  1. Be more strategic in every pursuit. Firms need to be strategic about what clients they pursue and who in the firm is tasked with leading those pursuits. This speaks to the need for annual marketing plans that outline what markets the team will pursue, what specific clients, and who in the client organizations the firm will target for development. When firms come to the realization that they are going after too much work and not getting the returns they want, oftentimes the knee-jerk reaction is to implement a go/no-go process or further complicating the one they may already have. Go/no-go processes can be helpful but they need to be very simple and most are not.
  2. Relying on a long form of if/then statements can limit the one activity that you rely on for growth – the acquisition of new work. Go/no-go processes should focus on adherence to the marketing plan. If proper attention and strategic planning were put into the marketing plan, then decision making for what to pursue becomes easier. At the end of the day, all firms need to be thinking in terms of return on investment: What returns can we reasonably expect compared to the investment needed for each individual client and pursuit?
  3. It’s about matchmaking. When considering what clients to target, pursue those clients that have similar values to your firm. Are you a firm with ambitious growth plans that is trying to create the best place to work for your employees? Then an ideal target client could be all the municipalities that are the more ambitious and dynamic when it comes to attracting residents and investing in the infrastructure that attracts families and businesses. Those shared values can really improve your ability to develop a meaningful relationship and thus your chances of winning work. Also, match your people to the clients in these organizations. Make sure the people tasked with developing relationships have similar values, backgrounds, and other features that drive relationships. This is still all about relationships for many firms!

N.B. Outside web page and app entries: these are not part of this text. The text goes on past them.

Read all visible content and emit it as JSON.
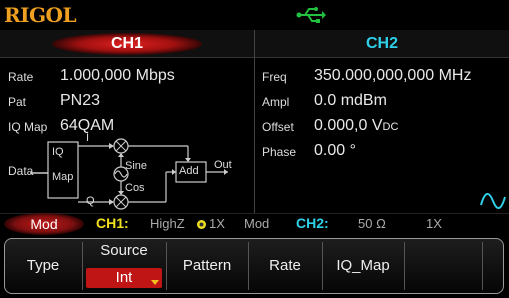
{
  "header": {
    "logo": "RIGOL",
    "usb_icon": "usb-icon"
  },
  "tabs": {
    "ch1": "CH1",
    "ch2": "CH2"
  },
  "ch1": {
    "params": [
      {
        "name": "Rate",
        "value": "1.000,000 Mbps"
      },
      {
        "name": "Pat",
        "value": "PN23"
      },
      {
        "name": "IQ Map",
        "value": "64QAM"
      }
    ],
    "diagram": {
      "data_label": "Data",
      "iq_map_line1": "IQ",
      "iq_map_line2": "Map",
      "i_label": "I",
      "q_label": "Q",
      "sine_label": "Sine",
      "cos_label": "Cos",
      "add_label": "Add",
      "out_label": "Out"
    }
  },
  "ch2": {
    "params": [
      {
        "name": "Freq",
        "value": "350.000,000,000 MHz"
      },
      {
        "name": "Ampl",
        "value": "0.0 mdBm"
      },
      {
        "name": "Offset",
        "value": "0.000,0 V",
        "sub": "DC"
      },
      {
        "name": "Phase",
        "value": "0.00 °"
      }
    ],
    "wave_icon": "sine-wave-icon"
  },
  "status": {
    "mode": "Mod",
    "ch1_label": "CH1:",
    "ch1_imp": "HighZ",
    "ch1_probe": "1X",
    "ch1_mod": "Mod",
    "ch2_label": "CH2:",
    "ch2_imp": "50 Ω",
    "ch2_probe": "1X"
  },
  "softkeys": {
    "type": "Type",
    "source_title": "Source",
    "source_value": "Int",
    "pattern": "Pattern",
    "rate": "Rate",
    "iq_map": "IQ_Map"
  },
  "colors": {
    "accent_red": "#c01515",
    "ch2_cyan": "#2fd0e8",
    "ch1_yellow": "#f0e020",
    "logo_orange": "#f0a020",
    "usb_green": "#22c040"
  }
}
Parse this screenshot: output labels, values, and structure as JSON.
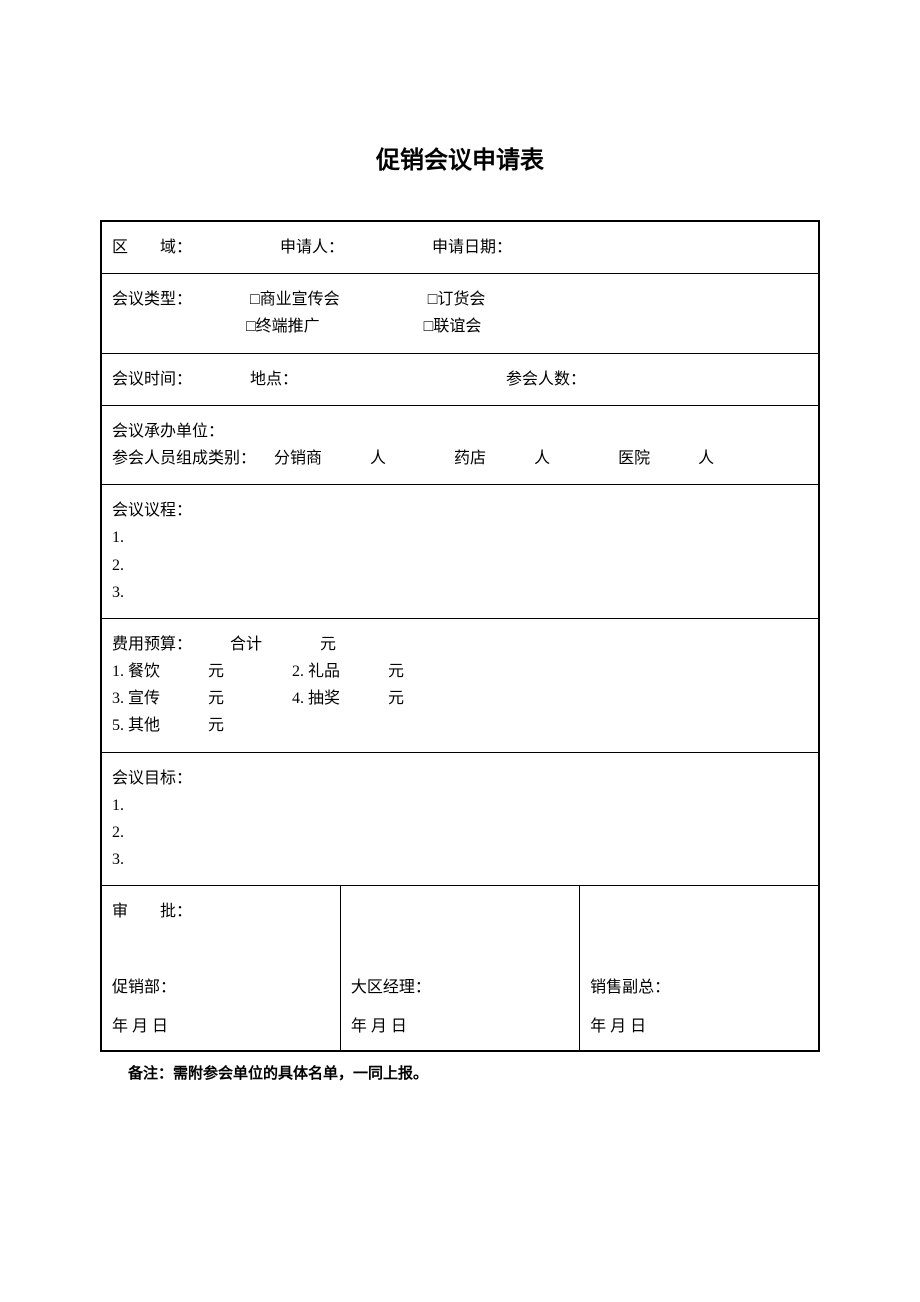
{
  "title": "促销会议申请表",
  "row1": {
    "region_label": "区　　域：",
    "applicant_label": "申请人：",
    "apply_date_label": "申请日期："
  },
  "row2": {
    "type_label": "会议类型：",
    "opt1": "□商业宣传会",
    "opt2": "□订货会",
    "opt3": "□终端推广",
    "opt4": "□联谊会"
  },
  "row3": {
    "time_label": "会议时间：",
    "place_label": "地点：",
    "attendee_count_label": "参会人数："
  },
  "row4": {
    "host_label": "会议承办单位：",
    "composition_label": "参会人员组成类别：",
    "dist": "分销商",
    "unit_people": "人",
    "pharmacy": "药店",
    "hospital": "医院"
  },
  "row5": {
    "agenda_label": "会议议程：",
    "item1": "1.",
    "item2": "2.",
    "item3": "3."
  },
  "row6": {
    "budget_label": "费用预算：",
    "total_label": "合计",
    "yuan": "元",
    "item1": "1.  餐饮",
    "item2": "2.  礼品",
    "item3": "3.  宣传",
    "item4": "4.  抽奖",
    "item5": "5.  其他"
  },
  "row7": {
    "goal_label": "会议目标：",
    "item1": "1.",
    "item2": "2.",
    "item3": "3."
  },
  "approval": {
    "header": "审　　批：",
    "promo_dept": "促销部：",
    "region_mgr": "大区经理：",
    "sales_vp": "销售副总：",
    "date_ymd": "年    月    日"
  },
  "note": "备注：需附参会单位的具体名单，一同上报。"
}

Don’t forget your core clients. The euphoria of winning a new client can sometimes eclipse our focus on existing clients. Winning new clients and entering new markets is critical for every firm in the industry. However, we must always consider the opportunity for growth with existing clients as well. Most firms do not fully exploit the opportunities with their existing clients. That established relationship is gold and that could easily offer additional work or may offer another part of your company an opportunity to do work. This is called cross-selling; the action or practice of selling an additional service to an existing client. To be effective at cross-selling, your people must be fully educated on all of your services and have the incentive to sell those services even though it may not directly benefit them or their team. It takes an intentional and intense focus to provide the level of client service needed to both existing clients and new clients.

The bottom line is firms need to be more strategic in their pursuits. This is an age old problem. Firms go after everything and do better when times are good, and then decline when the market sours. Being more strategic and resisting the tendency to go after everything is the first step in diversifying the firm and setting it up to be more resilient in any market. Furthermore, being more strategic allows the firm to be more profitable as they focus more resources on the pursuits that have a higher potential for being profitable and have a higer probability of winning. Integrating an ROI (Return on Investment) mindset in your culture can revolutionize your pursuit of work and have a dramatic impact on the future of the firm. Stop being the everything firm and start being more strategic in your pursuits today.

Chad Clinehens is Zweig Group’s executive vice president. Contact him at cclinehens@zweiggroup.com.

Posted in Articles | August 30th, 2016 by